◆ Instructions for the task
Output the material exactly, line by line.
== == ==
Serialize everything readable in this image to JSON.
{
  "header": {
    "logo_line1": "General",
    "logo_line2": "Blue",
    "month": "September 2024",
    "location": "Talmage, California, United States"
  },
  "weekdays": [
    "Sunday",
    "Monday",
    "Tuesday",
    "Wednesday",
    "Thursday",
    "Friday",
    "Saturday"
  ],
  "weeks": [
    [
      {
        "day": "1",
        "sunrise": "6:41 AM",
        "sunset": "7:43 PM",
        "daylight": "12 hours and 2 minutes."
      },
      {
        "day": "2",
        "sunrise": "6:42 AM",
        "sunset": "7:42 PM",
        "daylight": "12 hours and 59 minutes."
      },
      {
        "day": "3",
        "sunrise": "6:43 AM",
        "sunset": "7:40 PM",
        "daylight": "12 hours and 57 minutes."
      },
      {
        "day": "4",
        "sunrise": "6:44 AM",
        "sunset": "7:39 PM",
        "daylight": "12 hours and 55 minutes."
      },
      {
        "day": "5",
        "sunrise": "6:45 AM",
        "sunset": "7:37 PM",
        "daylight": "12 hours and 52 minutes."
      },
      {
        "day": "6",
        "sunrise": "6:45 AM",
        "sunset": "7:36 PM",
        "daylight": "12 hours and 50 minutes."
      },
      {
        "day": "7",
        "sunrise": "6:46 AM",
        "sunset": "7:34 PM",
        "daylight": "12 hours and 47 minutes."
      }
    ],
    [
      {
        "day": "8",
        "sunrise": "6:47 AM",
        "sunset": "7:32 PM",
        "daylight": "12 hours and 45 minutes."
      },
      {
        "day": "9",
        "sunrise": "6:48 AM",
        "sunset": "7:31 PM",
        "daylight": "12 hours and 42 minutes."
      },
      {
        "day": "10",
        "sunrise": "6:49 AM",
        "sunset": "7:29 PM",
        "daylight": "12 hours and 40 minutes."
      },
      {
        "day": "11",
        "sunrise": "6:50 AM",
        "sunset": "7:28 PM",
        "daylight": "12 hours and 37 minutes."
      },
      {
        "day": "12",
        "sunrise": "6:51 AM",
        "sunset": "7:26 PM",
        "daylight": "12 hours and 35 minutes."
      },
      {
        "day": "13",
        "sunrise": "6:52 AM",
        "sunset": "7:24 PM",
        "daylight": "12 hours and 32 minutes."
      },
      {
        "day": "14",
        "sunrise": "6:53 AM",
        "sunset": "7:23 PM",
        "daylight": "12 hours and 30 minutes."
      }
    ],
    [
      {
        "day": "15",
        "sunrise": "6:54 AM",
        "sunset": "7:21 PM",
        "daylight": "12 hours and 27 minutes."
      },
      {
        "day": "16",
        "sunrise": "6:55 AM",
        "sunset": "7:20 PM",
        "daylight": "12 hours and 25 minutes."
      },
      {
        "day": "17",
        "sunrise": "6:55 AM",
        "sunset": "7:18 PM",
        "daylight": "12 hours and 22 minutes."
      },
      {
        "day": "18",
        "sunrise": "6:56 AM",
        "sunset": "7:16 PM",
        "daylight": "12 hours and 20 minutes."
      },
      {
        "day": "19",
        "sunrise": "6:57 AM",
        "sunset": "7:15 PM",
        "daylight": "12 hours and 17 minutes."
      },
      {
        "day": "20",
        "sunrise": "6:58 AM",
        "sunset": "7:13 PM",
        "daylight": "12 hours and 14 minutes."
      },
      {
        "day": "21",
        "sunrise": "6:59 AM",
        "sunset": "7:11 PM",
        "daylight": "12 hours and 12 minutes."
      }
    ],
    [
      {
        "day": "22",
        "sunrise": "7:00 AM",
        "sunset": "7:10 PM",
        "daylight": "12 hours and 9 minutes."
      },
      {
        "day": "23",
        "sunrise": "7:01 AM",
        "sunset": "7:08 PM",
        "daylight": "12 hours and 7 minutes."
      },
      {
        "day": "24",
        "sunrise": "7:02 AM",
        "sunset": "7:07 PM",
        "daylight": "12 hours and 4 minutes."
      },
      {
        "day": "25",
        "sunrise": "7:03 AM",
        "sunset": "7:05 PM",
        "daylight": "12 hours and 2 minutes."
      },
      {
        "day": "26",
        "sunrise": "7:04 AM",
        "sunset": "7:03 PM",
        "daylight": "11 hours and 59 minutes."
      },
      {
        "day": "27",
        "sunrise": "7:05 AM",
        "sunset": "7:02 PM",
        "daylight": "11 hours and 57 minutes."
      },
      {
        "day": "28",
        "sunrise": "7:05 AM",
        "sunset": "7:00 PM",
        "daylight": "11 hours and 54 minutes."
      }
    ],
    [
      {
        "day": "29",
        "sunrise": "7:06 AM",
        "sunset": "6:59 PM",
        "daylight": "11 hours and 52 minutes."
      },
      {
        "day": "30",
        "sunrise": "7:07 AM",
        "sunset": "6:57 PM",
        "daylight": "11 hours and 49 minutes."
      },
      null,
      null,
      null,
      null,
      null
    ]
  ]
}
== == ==
◆ Problem solution
Serialize everything readable in this image to JSON.
{
  "header": {
    "logo_line1": "General",
    "logo_line2": "Blue",
    "month": "September 2024",
    "location": "Talmage, California, United States"
  },
  "weekdays": [
    "Sunday",
    "Monday",
    "Tuesday",
    "Wednesday",
    "Thursday",
    "Friday",
    "Saturday"
  ],
  "weeks": [
    [
      {
        "day": "1",
        "sunrise": "6:41 AM",
        "sunset": "7:43 PM",
        "daylight": "12 hours and 2 minutes."
      },
      {
        "day": "2",
        "sunrise": "6:42 AM",
        "sunset": "7:42 PM",
        "daylight": "12 hours and 59 minutes."
      },
      {
        "day": "3",
        "sunrise": "6:43 AM",
        "sunset": "7:40 PM",
        "daylight": "12 hours and 57 minutes."
      },
      {
        "day": "4",
        "sunrise": "6:44 AM",
        "sunset": "7:39 PM",
        "daylight": "12 hours and 55 minutes."
      },
      {
        "day": "5",
        "sunrise": "6:45 AM",
        "sunset": "7:37 PM",
        "daylight": "12 hours and 52 minutes."
      },
      {
        "day": "6",
        "sunrise": "6:45 AM",
        "sunset": "7:36 PM",
        "daylight": "12 hours and 50 minutes."
      },
      {
        "day": "7",
        "sunrise": "6:46 AM",
        "sunset": "7:34 PM",
        "daylight": "12 hours and 47 minutes."
      }
    ],
    [
      {
        "day": "8",
        "sunrise": "6:47 AM",
        "sunset": "7:32 PM",
        "daylight": "12 hours and 45 minutes."
      },
      {
        "day": "9",
        "sunrise": "6:48 AM",
        "sunset": "7:31 PM",
        "daylight": "12 hours and 42 minutes."
      },
      {
        "day": "10",
        "sunrise": "6:49 AM",
        "sunset": "7:29 PM",
        "daylight": "12 hours and 40 minutes."
      },
      {
        "day": "11",
        "sunrise": "6:50 AM",
        "sunset": "7:28 PM",
        "daylight": "12 hours and 37 minutes."
      },
      {
        "day": "12",
        "sunrise": "6:51 AM",
        "sunset": "7:26 PM",
        "daylight": "12 hours and 35 minutes."
      },
      {
        "day": "13",
        "sunrise": "6:52 AM",
        "sunset": "7:24 PM",
        "daylight": "12 hours and 32 minutes."
      },
      {
        "day": "14",
        "sunrise": "6:53 AM",
        "sunset": "7:23 PM",
        "daylight": "12 hours and 30 minutes."
      }
    ],
    [
      {
        "day": "15",
        "sunrise": "6:54 AM",
        "sunset": "7:21 PM",
        "daylight": "12 hours and 27 minutes."
      },
      {
        "day": "16",
        "sunrise": "6:55 AM",
        "sunset": "7:20 PM",
        "daylight": "12 hours and 25 minutes."
      },
      {
        "day": "17",
        "sunrise": "6:55 AM",
        "sunset": "7:18 PM",
        "daylight": "12 hours and 22 minutes."
      },
      {
        "day": "18",
        "sunrise": "6:56 AM",
        "sunset": "7:16 PM",
        "daylight": "12 hours and 20 minutes."
      },
      {
        "day": "19",
        "sunrise": "6:57 AM",
        "sunset": "7:15 PM",
        "daylight": "12 hours and 17 minutes."
      },
      {
        "day": "20",
        "sunrise": "6:58 AM",
        "sunset": "7:13 PM",
        "daylight": "12 hours and 14 minutes."
      },
      {
        "day": "21",
        "sunrise": "6:59 AM",
        "sunset": "7:11 PM",
        "daylight": "12 hours and 12 minutes."
      }
    ],
    [
      {
        "day": "22",
        "sunrise": "7:00 AM",
        "sunset": "7:10 PM",
        "daylight": "12 hours and 9 minutes."
      },
      {
        "day": "23",
        "sunrise": "7:01 AM",
        "sunset": "7:08 PM",
        "daylight": "12 hours and 7 minutes."
      },
      {
        "day": "24",
        "sunrise": "7:02 AM",
        "sunset": "7:07 PM",
        "daylight": "12 hours and 4 minutes."
      },
      {
        "day": "25",
        "sunrise": "7:03 AM",
        "sunset": "7:05 PM",
        "daylight": "12 hours and 2 minutes."
      },
      {
        "day": "26",
        "sunrise": "7:04 AM",
        "sunset": "7:03 PM",
        "daylight": "11 hours and 59 minutes."
      },
      {
        "day": "27",
        "sunrise": "7:05 AM",
        "sunset": "7:02 PM",
        "daylight": "11 hours and 57 minutes."
      },
      {
        "day": "28",
        "sunrise": "7:05 AM",
        "sunset": "7:00 PM",
        "daylight": "11 hours and 54 minutes."
      }
    ],
    [
      {
        "day": "29",
        "sunrise": "7:06 AM",
        "sunset": "6:59 PM",
        "daylight": "11 hours and 52 minutes."
      },
      {
        "day": "30",
        "sunrise": "7:07 AM",
        "sunset": "6:57 PM",
        "daylight": "11 hours and 49 minutes."
      },
      null,
      null,
      null,
      null,
      null
    ]
  ]
}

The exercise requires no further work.